* _Exercise details_:
Your reply should be the complete data, reproduced exactly.

Records section start

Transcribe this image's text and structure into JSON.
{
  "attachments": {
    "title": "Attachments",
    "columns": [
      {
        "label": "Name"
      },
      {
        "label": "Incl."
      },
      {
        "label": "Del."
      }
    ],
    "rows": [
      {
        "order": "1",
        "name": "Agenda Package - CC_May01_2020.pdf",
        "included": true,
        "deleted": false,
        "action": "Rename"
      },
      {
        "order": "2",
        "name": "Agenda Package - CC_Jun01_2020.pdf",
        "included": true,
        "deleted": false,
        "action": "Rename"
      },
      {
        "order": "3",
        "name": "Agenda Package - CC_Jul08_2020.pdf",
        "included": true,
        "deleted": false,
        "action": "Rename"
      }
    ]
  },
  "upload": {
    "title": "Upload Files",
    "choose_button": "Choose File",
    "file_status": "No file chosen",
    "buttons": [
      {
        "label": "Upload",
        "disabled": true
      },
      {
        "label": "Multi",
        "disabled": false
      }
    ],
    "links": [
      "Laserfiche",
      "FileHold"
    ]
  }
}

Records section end

* _Answer to the problem_:
Transcribe this image's text and structure into JSON.
{
  "attachments": {
    "title": "Attachments",
    "columns": [
      {
        "label": "Name"
      },
      {
        "label": "Incl."
      },
      {
        "label": "Del."
      }
    ],
    "rows": [
      {
        "order": "1",
        "name": "Agenda Package - CC_May01_2020.pdf",
        "included": true,
        "deleted": false,
        "action": "Rename"
      },
      {
        "order": "2",
        "name": "Agenda Package - CC_Jun01_2020.pdf",
        "included": true,
        "deleted": false,
        "action": "Rename"
      },
      {
        "order": "3",
        "name": "Agenda Package - CC_Jul08_2020.pdf",
        "included": true,
        "deleted": false,
        "action": "Rename"
      }
    ]
  },
  "upload": {
    "title": "Upload Files",
    "choose_button": "Choose File",
    "file_status": "No file chosen",
    "buttons": [
      {
        "label": "Upload",
        "disabled": true
      },
      {
        "label": "Multi",
        "disabled": false
      }
    ],
    "links": [
      "Laserfiche",
      "FileHold"
    ]
  }
}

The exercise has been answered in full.